Lines containing the word "true" are the ones to copy from the records below.

- _Records provided_

▬▬▬

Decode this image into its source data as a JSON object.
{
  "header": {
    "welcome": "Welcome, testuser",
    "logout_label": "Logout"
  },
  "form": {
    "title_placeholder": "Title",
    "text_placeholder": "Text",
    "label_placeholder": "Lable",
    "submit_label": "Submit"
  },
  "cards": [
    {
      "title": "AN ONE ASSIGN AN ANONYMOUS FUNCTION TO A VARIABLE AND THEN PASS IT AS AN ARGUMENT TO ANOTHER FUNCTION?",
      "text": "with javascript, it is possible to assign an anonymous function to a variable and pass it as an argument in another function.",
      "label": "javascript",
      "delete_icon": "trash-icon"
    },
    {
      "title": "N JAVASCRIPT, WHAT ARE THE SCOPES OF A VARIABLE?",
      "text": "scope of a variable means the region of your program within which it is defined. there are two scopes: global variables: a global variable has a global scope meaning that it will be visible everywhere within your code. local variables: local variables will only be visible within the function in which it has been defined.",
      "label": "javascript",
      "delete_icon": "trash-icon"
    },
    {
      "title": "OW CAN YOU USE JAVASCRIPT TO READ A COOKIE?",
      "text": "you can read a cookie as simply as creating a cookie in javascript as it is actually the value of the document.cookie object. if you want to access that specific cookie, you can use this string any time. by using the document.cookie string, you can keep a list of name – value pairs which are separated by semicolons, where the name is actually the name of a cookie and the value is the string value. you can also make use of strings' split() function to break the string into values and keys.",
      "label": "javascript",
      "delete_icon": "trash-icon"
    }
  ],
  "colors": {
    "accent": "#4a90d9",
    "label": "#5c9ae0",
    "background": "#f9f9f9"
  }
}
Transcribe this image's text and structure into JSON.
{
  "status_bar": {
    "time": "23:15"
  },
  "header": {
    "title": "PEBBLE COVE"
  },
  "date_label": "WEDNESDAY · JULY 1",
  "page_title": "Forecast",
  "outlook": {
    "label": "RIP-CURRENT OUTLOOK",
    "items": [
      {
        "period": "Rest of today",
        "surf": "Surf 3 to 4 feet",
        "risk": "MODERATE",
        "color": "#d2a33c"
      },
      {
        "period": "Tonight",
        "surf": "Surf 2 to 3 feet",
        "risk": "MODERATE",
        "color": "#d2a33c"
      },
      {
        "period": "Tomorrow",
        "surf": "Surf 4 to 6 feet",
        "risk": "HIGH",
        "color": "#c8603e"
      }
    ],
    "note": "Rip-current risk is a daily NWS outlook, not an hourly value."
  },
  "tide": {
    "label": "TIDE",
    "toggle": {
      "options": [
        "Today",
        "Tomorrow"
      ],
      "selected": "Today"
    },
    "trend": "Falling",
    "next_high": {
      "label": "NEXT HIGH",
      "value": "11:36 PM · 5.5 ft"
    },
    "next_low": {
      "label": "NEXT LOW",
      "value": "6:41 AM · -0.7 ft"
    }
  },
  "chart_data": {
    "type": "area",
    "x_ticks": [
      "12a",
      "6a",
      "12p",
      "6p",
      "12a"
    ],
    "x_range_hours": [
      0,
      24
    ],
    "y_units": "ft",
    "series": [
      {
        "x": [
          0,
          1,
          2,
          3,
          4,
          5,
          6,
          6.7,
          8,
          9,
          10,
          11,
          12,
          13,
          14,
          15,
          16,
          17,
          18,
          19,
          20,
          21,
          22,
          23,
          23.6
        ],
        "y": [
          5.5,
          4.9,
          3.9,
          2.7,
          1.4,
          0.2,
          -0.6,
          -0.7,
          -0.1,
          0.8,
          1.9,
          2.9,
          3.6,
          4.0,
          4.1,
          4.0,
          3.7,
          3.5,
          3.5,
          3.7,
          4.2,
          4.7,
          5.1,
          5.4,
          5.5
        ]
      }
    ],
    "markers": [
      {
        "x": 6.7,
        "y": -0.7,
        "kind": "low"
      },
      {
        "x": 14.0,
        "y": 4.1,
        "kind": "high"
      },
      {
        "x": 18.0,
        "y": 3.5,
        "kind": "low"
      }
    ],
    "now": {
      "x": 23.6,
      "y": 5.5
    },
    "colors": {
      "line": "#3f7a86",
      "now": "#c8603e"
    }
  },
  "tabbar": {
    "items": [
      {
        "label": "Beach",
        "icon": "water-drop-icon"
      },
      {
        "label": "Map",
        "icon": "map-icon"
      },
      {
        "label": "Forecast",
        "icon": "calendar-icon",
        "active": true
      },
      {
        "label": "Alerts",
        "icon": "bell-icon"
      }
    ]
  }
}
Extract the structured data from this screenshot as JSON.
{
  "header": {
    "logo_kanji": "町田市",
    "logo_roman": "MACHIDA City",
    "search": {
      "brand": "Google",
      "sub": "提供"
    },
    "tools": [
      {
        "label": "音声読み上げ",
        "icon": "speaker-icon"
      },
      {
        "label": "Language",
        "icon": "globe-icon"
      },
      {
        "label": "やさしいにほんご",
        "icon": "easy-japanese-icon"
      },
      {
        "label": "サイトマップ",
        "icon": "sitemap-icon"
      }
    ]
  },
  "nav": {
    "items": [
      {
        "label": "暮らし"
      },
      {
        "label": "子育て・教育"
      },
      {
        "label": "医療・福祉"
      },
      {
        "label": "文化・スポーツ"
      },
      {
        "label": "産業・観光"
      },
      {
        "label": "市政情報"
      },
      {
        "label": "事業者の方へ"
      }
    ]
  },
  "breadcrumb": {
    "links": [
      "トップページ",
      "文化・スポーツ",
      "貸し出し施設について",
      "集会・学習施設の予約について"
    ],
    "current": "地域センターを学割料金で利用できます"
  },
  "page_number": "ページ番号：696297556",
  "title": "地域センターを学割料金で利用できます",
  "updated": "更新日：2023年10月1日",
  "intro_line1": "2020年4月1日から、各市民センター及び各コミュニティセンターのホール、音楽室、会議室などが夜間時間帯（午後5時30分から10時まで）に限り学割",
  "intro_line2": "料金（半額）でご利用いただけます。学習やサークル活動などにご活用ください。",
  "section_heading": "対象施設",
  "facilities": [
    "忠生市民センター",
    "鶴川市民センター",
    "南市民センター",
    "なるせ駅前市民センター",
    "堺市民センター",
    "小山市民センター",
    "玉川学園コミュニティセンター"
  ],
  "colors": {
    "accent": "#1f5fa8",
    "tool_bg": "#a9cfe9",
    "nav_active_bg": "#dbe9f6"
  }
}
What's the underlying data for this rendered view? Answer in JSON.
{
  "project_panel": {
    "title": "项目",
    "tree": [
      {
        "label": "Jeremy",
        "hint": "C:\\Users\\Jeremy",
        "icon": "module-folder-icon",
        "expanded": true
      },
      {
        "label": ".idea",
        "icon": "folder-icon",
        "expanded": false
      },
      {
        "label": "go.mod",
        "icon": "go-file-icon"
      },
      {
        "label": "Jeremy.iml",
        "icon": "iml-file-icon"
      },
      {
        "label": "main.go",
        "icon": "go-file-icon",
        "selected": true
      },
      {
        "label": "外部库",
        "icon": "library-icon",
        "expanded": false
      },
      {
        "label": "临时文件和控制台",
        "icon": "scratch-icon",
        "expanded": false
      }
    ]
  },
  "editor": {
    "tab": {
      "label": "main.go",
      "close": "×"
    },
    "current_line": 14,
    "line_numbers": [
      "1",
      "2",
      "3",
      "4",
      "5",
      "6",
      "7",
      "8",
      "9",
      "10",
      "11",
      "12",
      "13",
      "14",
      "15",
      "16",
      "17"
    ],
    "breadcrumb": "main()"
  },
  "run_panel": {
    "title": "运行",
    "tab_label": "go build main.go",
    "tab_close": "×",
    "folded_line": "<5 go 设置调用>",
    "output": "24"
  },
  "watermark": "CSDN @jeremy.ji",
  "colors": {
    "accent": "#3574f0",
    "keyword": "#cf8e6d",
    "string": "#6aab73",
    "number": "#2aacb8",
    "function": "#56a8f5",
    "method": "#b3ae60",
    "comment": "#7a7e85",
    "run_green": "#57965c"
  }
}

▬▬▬

- _Finished exercise_
        "active": true
        "expanded": true
        "selected": true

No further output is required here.